Exercise requirements
The answer must be every line of the records below that holds the word "editor".

····················

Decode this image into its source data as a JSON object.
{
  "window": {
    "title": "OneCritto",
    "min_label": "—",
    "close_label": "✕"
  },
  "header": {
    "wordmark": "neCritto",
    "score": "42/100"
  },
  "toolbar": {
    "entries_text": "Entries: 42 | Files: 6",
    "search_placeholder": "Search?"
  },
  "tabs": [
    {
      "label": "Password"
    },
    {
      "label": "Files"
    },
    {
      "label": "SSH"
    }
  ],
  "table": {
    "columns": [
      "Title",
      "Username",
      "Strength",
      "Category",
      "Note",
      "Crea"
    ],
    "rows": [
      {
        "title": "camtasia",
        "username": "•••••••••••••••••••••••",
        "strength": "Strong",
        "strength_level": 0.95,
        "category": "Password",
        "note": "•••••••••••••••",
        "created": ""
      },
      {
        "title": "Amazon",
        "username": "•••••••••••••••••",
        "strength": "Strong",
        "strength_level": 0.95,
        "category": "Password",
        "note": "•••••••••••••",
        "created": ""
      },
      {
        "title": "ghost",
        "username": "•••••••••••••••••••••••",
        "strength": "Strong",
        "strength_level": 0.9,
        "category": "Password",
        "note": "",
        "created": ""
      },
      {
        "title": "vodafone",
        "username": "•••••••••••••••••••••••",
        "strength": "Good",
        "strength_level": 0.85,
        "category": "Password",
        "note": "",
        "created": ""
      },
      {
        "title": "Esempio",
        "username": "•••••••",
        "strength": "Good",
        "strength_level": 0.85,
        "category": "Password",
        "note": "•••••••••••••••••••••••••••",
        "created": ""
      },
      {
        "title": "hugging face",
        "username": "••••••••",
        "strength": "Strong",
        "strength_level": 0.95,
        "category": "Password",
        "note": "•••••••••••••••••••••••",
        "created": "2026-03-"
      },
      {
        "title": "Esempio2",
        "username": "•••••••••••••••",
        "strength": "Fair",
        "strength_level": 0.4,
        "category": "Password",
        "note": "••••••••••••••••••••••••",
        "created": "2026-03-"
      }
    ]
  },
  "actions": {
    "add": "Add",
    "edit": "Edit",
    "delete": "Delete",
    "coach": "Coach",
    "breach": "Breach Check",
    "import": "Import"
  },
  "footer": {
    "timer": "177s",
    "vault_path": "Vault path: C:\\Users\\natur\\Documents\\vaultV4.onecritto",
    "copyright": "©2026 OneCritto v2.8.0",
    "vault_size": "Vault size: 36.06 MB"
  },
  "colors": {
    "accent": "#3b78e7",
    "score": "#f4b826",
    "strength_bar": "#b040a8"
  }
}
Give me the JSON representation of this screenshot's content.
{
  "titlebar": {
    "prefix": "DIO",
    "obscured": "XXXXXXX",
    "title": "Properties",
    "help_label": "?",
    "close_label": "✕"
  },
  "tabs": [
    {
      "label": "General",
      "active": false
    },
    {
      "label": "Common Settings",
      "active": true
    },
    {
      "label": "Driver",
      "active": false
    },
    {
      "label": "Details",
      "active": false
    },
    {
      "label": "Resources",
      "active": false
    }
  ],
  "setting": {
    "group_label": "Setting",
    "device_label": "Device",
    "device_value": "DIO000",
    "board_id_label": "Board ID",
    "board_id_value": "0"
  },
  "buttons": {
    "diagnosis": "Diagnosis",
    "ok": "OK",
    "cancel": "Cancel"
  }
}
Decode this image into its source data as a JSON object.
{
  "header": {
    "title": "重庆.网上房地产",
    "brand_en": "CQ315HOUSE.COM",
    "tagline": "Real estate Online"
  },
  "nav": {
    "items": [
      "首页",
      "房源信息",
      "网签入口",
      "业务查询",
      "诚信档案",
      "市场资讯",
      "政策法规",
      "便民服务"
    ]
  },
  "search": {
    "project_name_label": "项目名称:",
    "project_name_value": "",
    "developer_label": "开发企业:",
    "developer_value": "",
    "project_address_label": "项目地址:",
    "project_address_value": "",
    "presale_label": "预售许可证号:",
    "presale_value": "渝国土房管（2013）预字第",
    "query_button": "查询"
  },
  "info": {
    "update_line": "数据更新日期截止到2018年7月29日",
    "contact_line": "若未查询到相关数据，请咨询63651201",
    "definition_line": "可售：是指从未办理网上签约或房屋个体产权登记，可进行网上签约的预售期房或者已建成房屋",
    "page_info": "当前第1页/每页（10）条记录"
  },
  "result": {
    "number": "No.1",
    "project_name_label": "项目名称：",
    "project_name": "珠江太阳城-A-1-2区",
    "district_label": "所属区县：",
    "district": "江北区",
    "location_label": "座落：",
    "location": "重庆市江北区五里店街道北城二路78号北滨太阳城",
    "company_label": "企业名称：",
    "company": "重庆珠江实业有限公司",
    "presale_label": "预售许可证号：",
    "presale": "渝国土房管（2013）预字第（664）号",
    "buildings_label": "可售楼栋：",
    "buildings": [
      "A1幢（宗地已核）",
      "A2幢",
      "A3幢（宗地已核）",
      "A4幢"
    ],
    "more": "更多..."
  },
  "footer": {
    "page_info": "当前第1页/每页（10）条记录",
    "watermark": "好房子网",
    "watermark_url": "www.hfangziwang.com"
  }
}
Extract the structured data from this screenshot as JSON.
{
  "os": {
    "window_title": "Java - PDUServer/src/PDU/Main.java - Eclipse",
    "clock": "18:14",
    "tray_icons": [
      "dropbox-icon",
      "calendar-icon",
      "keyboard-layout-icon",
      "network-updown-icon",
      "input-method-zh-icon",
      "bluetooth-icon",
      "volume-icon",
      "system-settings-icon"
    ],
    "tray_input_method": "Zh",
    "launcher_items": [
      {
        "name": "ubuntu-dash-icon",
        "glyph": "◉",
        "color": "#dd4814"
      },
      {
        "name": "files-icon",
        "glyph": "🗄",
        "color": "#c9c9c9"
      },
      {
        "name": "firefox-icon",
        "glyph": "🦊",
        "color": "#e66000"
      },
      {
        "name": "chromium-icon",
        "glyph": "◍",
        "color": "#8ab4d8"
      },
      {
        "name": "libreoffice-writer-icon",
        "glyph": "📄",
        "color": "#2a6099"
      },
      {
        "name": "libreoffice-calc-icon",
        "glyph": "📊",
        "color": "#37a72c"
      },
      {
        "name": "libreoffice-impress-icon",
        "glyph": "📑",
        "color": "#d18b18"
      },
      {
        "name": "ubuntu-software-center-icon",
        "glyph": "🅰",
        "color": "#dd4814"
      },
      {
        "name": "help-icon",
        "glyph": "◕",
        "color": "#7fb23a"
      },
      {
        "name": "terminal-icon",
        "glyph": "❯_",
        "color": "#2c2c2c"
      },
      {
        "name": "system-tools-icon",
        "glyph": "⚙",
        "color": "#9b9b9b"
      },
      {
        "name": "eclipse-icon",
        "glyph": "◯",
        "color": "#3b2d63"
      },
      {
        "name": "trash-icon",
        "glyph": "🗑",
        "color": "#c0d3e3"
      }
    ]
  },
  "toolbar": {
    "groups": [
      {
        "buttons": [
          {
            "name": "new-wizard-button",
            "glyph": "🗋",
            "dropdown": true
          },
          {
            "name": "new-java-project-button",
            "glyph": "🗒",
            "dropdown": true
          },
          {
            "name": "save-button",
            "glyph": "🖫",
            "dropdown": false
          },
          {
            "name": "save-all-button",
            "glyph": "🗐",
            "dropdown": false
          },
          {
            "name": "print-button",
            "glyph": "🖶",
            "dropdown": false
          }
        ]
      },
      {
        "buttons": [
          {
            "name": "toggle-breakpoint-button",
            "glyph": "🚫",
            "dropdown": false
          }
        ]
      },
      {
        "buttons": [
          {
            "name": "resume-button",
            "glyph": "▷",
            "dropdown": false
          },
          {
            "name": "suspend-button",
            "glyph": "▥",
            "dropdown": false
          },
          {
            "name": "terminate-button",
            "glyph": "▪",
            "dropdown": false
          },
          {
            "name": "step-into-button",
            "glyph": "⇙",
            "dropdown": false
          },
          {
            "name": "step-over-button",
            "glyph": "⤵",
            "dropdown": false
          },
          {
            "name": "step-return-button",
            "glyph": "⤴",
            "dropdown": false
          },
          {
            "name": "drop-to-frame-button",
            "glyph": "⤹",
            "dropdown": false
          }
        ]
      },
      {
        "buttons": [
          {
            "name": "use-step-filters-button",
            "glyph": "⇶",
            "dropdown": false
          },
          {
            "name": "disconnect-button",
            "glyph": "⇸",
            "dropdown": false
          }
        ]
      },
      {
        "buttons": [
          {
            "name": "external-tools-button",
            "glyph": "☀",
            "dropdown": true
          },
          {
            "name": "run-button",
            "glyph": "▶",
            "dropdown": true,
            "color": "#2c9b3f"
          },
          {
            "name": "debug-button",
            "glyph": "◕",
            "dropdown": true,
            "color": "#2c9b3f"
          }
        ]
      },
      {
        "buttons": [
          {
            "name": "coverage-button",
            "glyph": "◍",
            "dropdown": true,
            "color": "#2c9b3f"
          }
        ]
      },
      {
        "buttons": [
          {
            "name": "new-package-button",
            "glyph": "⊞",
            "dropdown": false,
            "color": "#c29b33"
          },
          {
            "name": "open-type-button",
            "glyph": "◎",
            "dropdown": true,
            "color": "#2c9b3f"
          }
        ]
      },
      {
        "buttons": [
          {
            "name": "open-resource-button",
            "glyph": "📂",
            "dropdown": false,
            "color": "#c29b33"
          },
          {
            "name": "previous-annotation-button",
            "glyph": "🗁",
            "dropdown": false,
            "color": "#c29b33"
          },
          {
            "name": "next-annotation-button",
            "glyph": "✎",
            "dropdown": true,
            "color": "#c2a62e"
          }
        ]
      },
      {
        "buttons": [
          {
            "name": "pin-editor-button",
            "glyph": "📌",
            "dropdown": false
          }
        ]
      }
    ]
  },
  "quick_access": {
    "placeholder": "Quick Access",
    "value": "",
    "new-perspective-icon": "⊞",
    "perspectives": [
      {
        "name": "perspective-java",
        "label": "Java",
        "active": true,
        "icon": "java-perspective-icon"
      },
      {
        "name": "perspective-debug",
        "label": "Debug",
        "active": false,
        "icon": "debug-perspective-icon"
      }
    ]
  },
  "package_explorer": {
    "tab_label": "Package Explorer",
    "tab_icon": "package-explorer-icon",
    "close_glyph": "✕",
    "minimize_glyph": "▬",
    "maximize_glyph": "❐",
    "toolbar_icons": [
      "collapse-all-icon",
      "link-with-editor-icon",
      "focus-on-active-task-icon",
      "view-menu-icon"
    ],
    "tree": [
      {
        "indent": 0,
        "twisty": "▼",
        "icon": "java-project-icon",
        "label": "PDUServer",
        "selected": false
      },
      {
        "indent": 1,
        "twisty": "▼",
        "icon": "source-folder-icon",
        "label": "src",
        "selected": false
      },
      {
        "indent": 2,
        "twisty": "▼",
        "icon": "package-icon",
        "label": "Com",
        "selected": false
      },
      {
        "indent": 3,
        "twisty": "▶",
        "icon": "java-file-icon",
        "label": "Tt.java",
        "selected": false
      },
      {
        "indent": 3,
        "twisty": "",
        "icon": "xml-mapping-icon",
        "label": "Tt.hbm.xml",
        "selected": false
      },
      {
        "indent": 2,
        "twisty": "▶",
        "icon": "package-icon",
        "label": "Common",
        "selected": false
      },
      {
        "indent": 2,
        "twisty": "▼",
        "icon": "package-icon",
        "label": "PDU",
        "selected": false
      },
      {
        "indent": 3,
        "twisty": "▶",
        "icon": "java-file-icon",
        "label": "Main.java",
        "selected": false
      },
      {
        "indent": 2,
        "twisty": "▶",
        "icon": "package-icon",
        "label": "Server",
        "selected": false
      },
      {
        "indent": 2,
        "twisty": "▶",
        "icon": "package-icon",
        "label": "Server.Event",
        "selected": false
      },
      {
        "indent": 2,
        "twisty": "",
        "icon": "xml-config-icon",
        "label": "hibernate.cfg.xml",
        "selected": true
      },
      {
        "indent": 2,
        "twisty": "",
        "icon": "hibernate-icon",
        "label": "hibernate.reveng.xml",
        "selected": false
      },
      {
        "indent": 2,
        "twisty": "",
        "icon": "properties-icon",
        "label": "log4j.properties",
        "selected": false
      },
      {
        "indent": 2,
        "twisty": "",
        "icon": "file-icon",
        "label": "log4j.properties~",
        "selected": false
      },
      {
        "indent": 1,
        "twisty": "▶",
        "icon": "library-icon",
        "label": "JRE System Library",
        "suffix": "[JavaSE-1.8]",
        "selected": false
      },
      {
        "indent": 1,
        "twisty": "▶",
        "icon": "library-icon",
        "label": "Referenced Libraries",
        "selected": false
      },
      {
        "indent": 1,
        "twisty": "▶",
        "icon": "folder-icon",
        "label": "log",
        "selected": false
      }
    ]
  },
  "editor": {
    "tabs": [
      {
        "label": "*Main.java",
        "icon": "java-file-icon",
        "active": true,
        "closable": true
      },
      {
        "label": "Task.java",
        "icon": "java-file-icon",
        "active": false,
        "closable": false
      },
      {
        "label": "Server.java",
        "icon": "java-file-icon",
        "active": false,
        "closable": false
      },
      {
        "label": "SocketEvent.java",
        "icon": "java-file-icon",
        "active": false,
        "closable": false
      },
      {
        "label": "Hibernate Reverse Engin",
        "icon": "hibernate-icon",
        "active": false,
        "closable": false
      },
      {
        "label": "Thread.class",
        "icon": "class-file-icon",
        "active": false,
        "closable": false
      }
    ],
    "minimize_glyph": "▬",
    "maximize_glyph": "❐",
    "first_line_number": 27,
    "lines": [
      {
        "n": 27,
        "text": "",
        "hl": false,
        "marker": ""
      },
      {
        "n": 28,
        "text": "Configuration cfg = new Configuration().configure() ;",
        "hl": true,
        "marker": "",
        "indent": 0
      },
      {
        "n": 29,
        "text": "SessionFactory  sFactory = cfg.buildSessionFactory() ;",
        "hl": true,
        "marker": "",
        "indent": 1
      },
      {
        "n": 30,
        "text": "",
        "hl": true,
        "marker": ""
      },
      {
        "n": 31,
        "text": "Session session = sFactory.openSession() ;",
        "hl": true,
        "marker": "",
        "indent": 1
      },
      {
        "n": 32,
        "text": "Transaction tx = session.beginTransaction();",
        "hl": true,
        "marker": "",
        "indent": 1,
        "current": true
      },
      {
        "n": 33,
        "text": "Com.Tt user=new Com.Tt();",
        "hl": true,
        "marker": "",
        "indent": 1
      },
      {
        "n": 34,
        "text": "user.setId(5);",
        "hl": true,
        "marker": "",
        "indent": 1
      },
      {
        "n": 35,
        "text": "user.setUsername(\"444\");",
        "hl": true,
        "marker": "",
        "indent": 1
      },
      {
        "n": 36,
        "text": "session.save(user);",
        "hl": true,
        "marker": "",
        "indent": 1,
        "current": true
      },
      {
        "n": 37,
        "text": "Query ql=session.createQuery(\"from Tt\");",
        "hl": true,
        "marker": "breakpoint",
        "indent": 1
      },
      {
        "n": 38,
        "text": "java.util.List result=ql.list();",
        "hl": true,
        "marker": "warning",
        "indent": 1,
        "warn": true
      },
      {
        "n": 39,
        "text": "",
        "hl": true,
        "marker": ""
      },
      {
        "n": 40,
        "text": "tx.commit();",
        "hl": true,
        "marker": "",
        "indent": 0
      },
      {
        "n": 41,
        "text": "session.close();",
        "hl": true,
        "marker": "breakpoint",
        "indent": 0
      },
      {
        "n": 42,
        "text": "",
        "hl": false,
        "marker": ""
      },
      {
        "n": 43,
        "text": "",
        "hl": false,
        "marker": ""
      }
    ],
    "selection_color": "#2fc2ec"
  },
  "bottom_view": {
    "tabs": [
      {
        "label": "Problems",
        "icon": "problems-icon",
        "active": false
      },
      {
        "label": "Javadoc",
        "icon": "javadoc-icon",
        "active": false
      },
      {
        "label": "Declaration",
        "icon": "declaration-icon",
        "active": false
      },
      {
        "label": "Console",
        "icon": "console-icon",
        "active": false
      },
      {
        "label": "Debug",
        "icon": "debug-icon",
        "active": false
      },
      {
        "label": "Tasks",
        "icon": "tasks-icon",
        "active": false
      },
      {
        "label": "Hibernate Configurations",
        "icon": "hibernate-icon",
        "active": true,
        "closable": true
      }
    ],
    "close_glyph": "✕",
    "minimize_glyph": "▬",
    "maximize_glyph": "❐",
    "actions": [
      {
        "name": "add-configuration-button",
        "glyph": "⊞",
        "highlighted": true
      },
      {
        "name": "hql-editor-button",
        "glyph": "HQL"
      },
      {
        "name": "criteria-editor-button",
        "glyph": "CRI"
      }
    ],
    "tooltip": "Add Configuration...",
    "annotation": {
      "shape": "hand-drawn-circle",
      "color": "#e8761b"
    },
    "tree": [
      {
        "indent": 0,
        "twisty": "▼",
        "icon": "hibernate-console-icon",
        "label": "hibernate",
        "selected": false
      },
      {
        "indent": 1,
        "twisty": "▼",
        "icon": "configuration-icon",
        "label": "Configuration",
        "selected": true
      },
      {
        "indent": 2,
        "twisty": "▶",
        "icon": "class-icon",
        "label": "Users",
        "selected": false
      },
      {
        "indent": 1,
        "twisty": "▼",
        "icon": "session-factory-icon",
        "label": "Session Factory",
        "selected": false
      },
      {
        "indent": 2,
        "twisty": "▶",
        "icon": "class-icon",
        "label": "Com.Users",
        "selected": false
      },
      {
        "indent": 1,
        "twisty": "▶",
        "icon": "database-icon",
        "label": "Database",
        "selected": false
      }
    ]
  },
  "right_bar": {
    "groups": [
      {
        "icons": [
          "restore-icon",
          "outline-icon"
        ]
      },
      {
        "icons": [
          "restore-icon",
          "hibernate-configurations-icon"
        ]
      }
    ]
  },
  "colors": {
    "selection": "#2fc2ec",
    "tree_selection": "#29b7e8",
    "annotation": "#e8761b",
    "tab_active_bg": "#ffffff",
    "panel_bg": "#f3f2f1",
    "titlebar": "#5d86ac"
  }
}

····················

Task answer
            "name": "pin-editor-button",
      "link-with-editor-icon",
  "editor": {
        "name": "hql-editor-button",
        "name": "criteria-editor-button",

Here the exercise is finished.